### [Supplied records]
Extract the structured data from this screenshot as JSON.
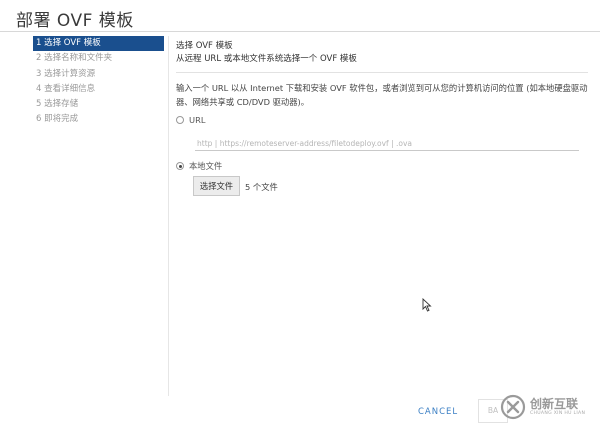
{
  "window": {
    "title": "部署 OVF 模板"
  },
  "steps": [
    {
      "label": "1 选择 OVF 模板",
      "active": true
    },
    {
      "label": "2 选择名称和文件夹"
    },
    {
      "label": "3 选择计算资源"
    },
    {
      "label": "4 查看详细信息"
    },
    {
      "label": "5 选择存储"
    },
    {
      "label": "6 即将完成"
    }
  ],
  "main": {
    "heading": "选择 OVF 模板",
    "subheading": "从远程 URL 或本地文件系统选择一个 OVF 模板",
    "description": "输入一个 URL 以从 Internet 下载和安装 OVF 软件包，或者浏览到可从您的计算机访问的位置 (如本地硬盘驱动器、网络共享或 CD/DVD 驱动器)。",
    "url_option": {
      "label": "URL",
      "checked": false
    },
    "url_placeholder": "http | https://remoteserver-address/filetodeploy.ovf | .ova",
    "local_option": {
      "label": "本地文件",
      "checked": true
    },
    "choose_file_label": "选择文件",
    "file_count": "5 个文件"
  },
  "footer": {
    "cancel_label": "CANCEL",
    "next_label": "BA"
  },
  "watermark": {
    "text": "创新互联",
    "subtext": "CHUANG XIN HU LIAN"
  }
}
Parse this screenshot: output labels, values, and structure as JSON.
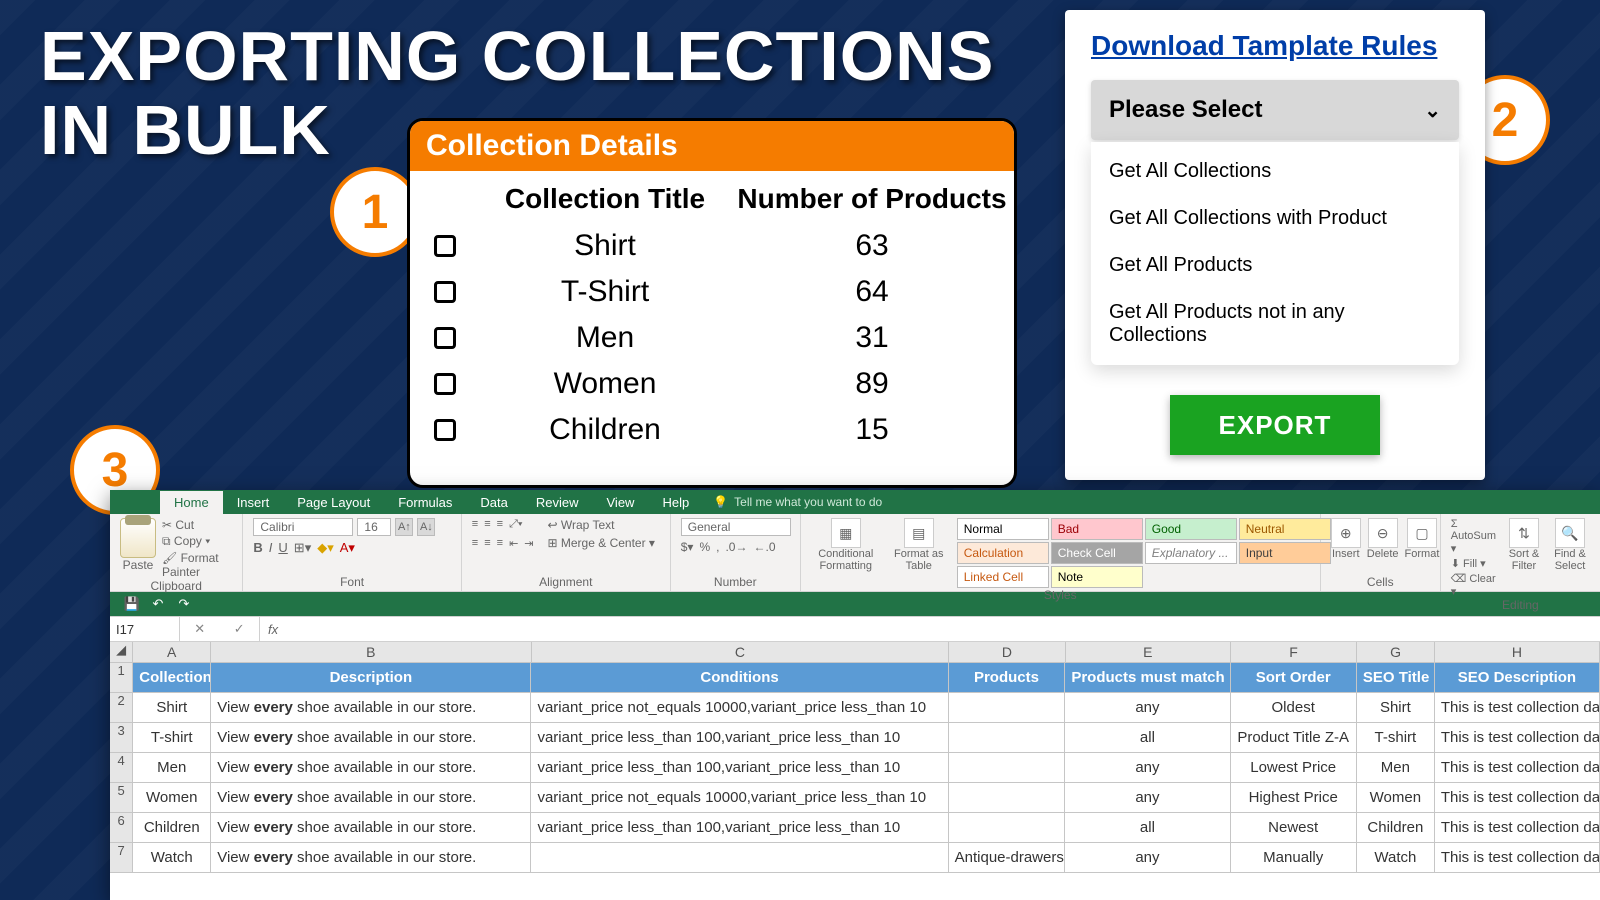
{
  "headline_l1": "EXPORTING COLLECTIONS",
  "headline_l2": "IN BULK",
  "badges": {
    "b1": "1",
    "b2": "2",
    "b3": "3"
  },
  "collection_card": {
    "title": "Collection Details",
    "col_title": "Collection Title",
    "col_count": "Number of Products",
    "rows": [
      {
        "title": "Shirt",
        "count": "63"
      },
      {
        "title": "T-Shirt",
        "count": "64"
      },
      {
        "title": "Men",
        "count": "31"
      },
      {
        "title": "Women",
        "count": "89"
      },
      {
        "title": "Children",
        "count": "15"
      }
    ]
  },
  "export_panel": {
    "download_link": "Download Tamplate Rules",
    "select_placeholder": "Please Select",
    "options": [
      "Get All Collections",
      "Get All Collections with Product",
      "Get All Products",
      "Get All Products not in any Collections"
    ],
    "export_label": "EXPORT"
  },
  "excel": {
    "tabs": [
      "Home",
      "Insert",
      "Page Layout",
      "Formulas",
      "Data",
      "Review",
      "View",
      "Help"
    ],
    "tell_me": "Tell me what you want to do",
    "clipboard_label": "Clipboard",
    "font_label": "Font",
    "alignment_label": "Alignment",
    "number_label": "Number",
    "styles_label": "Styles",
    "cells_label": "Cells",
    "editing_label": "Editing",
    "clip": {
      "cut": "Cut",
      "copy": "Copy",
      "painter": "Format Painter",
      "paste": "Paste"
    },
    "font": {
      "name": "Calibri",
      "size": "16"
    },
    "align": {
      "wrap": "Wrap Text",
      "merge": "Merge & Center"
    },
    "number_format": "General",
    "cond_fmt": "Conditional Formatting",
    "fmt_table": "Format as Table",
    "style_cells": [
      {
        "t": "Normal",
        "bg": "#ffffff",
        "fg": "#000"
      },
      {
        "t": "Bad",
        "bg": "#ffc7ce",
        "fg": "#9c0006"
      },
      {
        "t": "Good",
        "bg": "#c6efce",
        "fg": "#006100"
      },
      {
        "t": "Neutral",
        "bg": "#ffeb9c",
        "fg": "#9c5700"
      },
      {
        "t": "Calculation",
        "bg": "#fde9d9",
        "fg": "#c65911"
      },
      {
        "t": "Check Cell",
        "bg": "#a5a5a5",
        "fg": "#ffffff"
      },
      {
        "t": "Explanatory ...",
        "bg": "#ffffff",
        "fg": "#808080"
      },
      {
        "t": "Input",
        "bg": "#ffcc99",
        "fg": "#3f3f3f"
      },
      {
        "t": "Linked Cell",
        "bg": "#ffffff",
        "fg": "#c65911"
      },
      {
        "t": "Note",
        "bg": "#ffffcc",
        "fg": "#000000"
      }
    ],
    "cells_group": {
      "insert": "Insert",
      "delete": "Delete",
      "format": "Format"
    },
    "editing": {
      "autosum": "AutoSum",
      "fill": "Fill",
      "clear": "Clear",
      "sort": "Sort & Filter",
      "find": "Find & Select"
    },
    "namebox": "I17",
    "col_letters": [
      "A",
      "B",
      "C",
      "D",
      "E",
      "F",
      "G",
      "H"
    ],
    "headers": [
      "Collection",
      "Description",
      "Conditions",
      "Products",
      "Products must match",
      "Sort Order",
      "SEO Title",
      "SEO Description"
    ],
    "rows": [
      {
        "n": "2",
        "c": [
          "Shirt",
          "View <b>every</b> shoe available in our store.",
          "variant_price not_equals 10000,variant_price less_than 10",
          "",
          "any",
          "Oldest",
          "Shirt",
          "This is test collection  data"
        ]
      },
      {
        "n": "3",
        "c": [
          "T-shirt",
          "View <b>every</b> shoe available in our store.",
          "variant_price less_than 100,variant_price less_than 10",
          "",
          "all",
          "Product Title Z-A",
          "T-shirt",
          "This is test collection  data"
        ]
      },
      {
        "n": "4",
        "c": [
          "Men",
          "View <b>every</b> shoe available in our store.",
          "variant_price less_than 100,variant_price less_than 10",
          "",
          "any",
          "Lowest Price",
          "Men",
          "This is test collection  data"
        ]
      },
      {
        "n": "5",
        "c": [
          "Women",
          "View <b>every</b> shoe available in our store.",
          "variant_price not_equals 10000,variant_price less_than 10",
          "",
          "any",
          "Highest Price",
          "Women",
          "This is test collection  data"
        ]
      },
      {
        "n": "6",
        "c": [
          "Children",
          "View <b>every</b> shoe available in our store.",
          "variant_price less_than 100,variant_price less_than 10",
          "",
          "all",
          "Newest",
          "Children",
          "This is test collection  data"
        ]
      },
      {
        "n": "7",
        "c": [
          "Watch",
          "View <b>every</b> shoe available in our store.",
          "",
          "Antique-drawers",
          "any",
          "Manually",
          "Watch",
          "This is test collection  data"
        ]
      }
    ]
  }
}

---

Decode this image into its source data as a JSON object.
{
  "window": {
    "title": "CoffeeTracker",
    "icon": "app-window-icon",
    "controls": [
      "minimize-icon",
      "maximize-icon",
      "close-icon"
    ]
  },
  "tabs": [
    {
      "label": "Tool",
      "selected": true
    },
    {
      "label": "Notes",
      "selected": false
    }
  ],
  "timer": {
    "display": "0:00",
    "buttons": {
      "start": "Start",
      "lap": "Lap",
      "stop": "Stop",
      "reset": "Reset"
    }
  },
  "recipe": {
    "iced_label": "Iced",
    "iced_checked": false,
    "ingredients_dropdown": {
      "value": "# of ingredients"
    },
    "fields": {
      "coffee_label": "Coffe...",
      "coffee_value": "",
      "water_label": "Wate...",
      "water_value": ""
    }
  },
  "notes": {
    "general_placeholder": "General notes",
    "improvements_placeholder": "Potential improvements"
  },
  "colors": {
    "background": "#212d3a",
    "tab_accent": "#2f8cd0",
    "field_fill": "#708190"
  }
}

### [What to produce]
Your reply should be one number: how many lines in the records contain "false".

### [Task solution]
3